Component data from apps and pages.
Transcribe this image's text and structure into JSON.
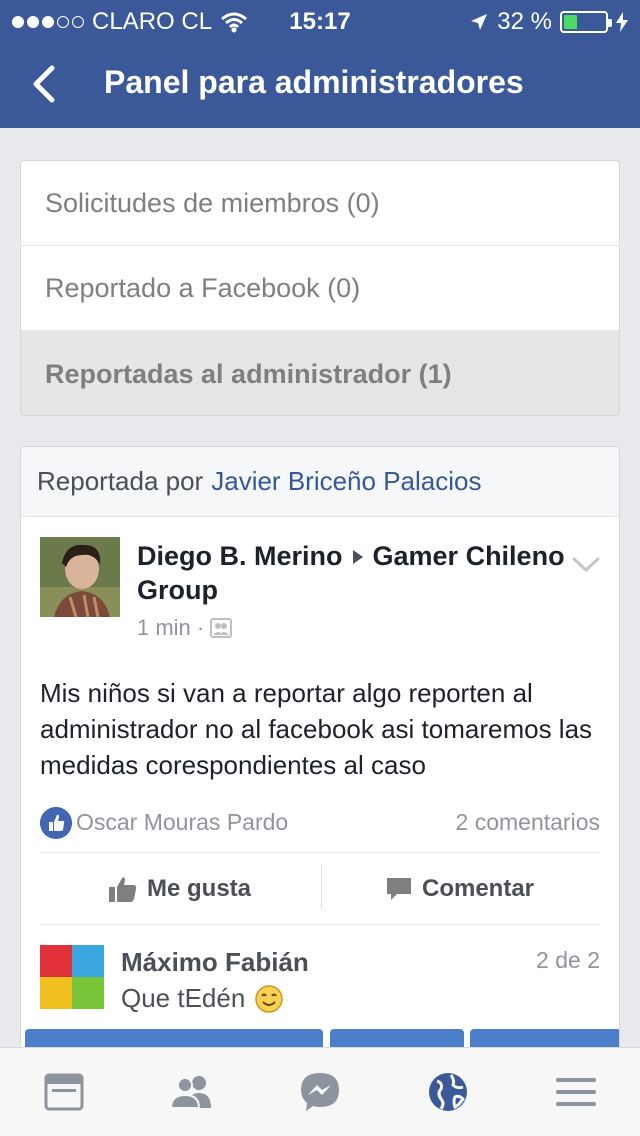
{
  "status_bar": {
    "carrier": "CLARO CL",
    "time": "15:17",
    "battery": "32 %",
    "battery_level": 0.32
  },
  "navbar": {
    "title": "Panel para administradores"
  },
  "admin_menu": {
    "items": [
      {
        "label": "Solicitudes de miembros (0)"
      },
      {
        "label": "Reportado a Facebook (0)"
      },
      {
        "label": "Reportadas al administrador (1)"
      }
    ]
  },
  "report": {
    "reported_by_label": "Reportada por",
    "reporter_name": "Javier Briceño Palacios",
    "post": {
      "author": "Diego B. Merino",
      "group": "Gamer Chileno Group",
      "time": "1 min ·",
      "text": "Mis niños si van a reportar algo reporten al administrador no al facebook asi tomaremos las medidas corespondientes al caso",
      "reactor": "Oscar Mouras Pardo",
      "comments_count": "2 comentarios",
      "like_label": "Me gusta",
      "comment_label": "Comentar"
    },
    "comment": {
      "author": "Máximo Fabián",
      "text": "Que tEdén",
      "position": "2 de 2"
    }
  },
  "tabbar": {
    "tabs": [
      "news-feed",
      "friends",
      "messenger",
      "notifications",
      "menu"
    ]
  },
  "colors": {
    "brand": "#3b5998",
    "link": "#365899",
    "like_blue": "#4267b2"
  }
}
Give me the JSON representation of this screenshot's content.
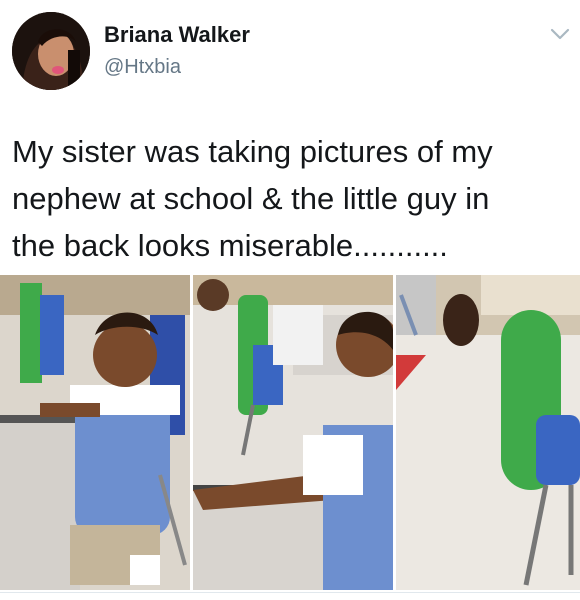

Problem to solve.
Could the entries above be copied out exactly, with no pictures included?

Response to the exercise.
Transcribe this image's text and structure into JSON.
{
  "status_bar": {
    "carrier": "CLARO CL",
    "time": "15:17",
    "battery": "32 %",
    "battery_level": 0.32
  },
  "navbar": {
    "title": "Panel para administradores"
  },
  "admin_menu": {
    "items": [
      {
        "label": "Solicitudes de miembros (0)"
      },
      {
        "label": "Reportado a Facebook (0)"
      },
      {
        "label": "Reportadas al administrador (1)"
      }
    ]
  },
  "report": {
    "reported_by_label": "Reportada por",
    "reporter_name": "Javier Briceño Palacios",
    "post": {
      "author": "Diego B. Merino",
      "group": "Gamer Chileno Group",
      "time": "1 min ·",
      "text": "Mis niños si van a reportar algo reporten al administrador no al facebook asi tomaremos las medidas corespondientes al caso",
      "reactor": "Oscar Mouras Pardo",
      "comments_count": "2 comentarios",
      "like_label": "Me gusta",
      "comment_label": "Comentar"
    },
    "comment": {
      "author": "Máximo Fabián",
      "text": "Que tEdén",
      "position": "2 de 2"
    }
  },
  "tabbar": {
    "tabs": [
      "news-feed",
      "friends",
      "messenger",
      "notifications",
      "menu"
    ]
  },
  "colors": {
    "brand": "#3b5998",
    "link": "#365899",
    "like_blue": "#4267b2"
  }
}
Give me the JSON representation of this screenshot's content.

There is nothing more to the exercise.